→ **Records supplied**:

--------

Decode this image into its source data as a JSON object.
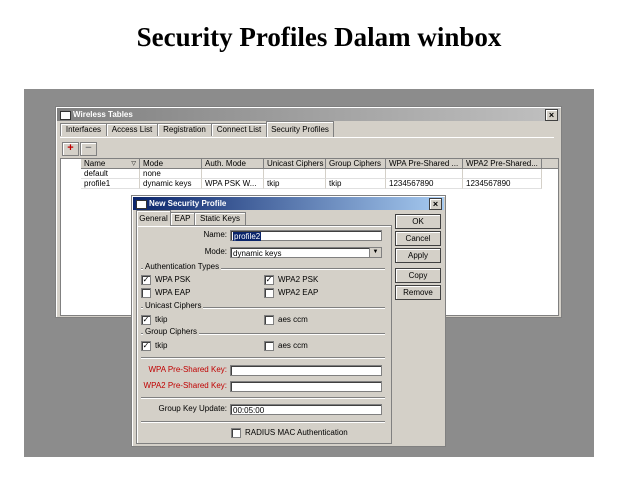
{
  "slide": {
    "title": "Security Profiles Dalam winbox"
  },
  "wireless_tables": {
    "title": "Wireless Tables",
    "close": "×",
    "tabs": [
      "Interfaces",
      "Access List",
      "Registration",
      "Connect List",
      "Security Profiles"
    ],
    "selected_tab": "Security Profiles",
    "toolbar": {
      "add": "+",
      "remove": "−"
    },
    "columns": [
      "Name",
      "Mode",
      "Auth. Mode",
      "Unicast Ciphers",
      "Group Ciphers",
      "WPA Pre-Shared ...",
      "WPA2 Pre-Shared..."
    ],
    "rows": [
      [
        "default",
        "none",
        "",
        "",
        "",
        "",
        ""
      ],
      [
        "profile1",
        "dynamic keys",
        "WPA PSK W...",
        "tkip",
        "tkip",
        "1234567890",
        "1234567890"
      ]
    ]
  },
  "dialog": {
    "title": "New Security Profile",
    "close": "×",
    "tabs": [
      "General",
      "EAP",
      "Static Keys"
    ],
    "buttons": {
      "ok": "OK",
      "cancel": "Cancel",
      "apply": "Apply",
      "copy": "Copy",
      "remove": "Remove"
    },
    "name_label": "Name:",
    "name_value": "profile2",
    "mode_label": "Mode:",
    "mode_value": "dynamic keys",
    "auth_types_title": "Authentication Types",
    "wpa_psk": {
      "label": "WPA PSK",
      "checked": true,
      "mark": "✓"
    },
    "wpa2_psk": {
      "label": "WPA2 PSK",
      "checked": true,
      "mark": "✓"
    },
    "wpa_eap": {
      "label": "WPA EAP",
      "checked": false,
      "mark": ""
    },
    "wpa2_eap": {
      "label": "WPA2 EAP",
      "checked": false,
      "mark": ""
    },
    "unicast_title": "Unicast Ciphers",
    "uc_tkip": {
      "label": "tkip",
      "checked": true,
      "mark": "✓"
    },
    "uc_aes": {
      "label": "aes ccm",
      "checked": false,
      "mark": ""
    },
    "group_title": "Group Ciphers",
    "gc_tkip": {
      "label": "tkip",
      "checked": true,
      "mark": "✓"
    },
    "gc_aes": {
      "label": "aes ccm",
      "checked": false,
      "mark": ""
    },
    "wpa_key_label": "WPA Pre-Shared Key:",
    "wpa_key_value": "",
    "wpa2_key_label": "WPA2 Pre-Shared Key:",
    "wpa2_key_value": "",
    "gku_label": "Group Key Update:",
    "gku_value": "00:05:00",
    "radius": {
      "label": "RADIUS MAC Authentication",
      "checked": false,
      "mark": ""
    }
  }
}
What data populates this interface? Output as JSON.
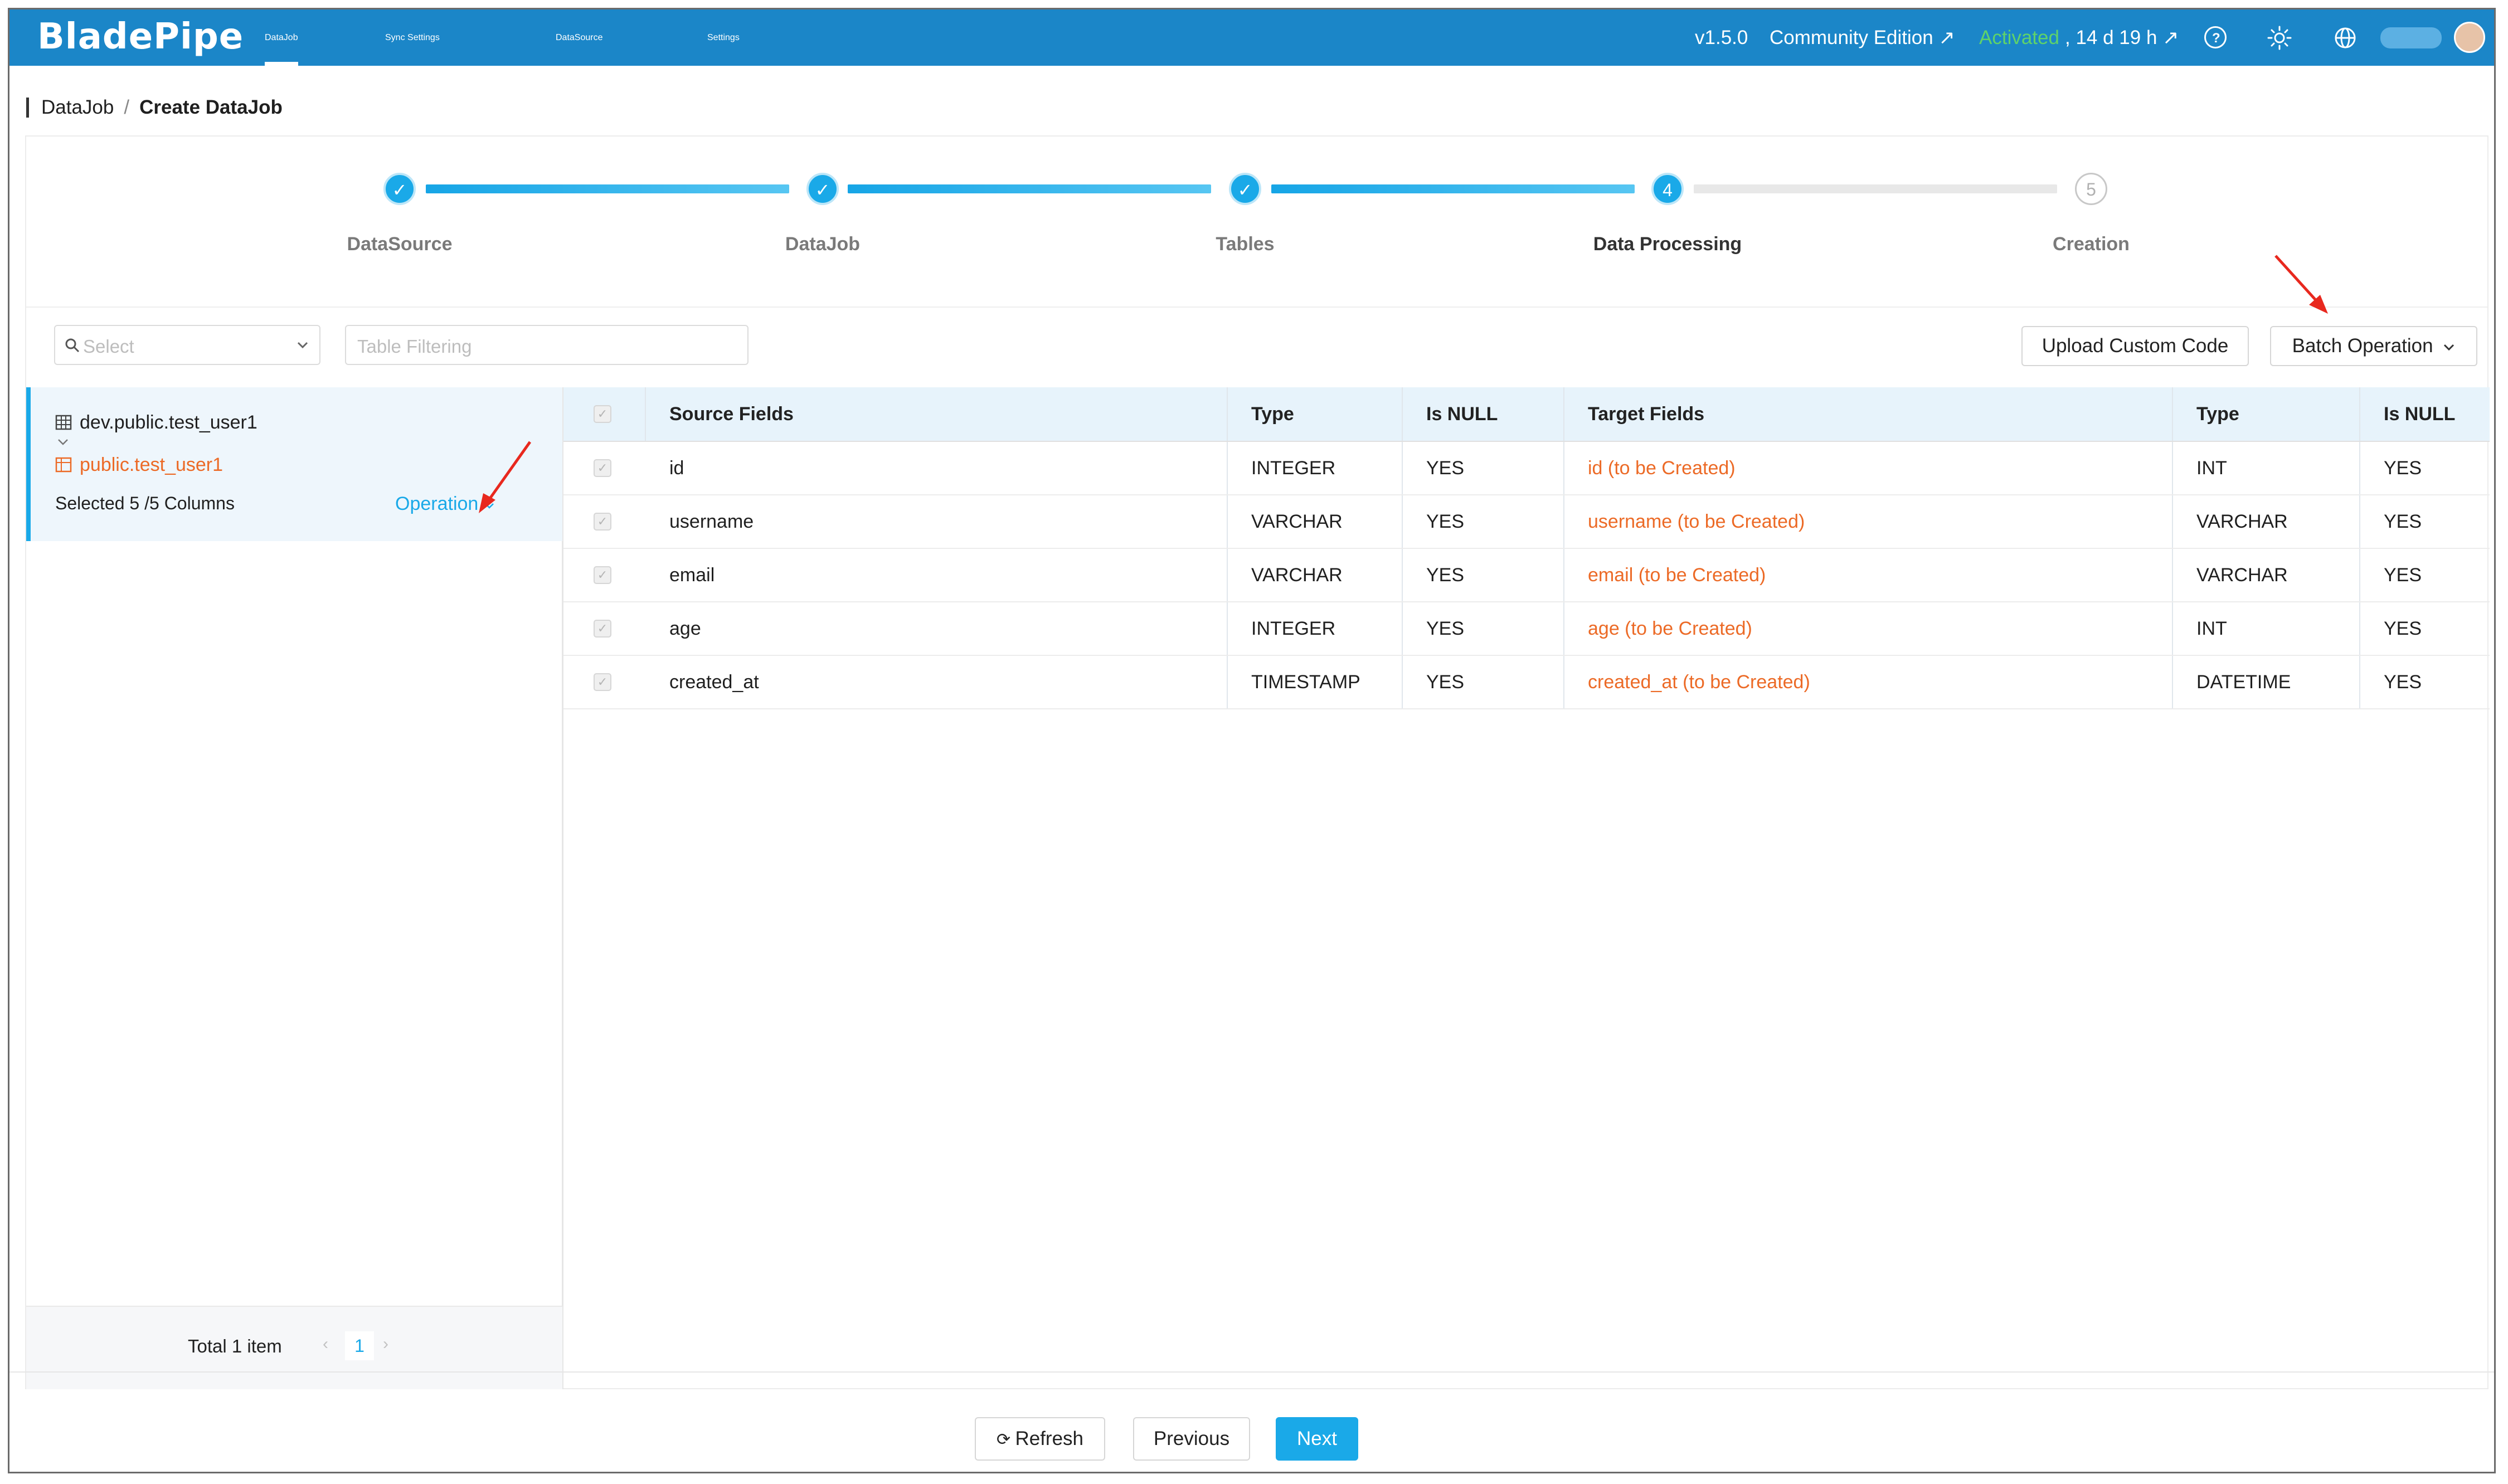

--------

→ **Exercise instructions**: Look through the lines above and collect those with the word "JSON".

→ **Written solution**:
Decode this image into its source data as a JSON object.
What data populates this interface? Output as JSON.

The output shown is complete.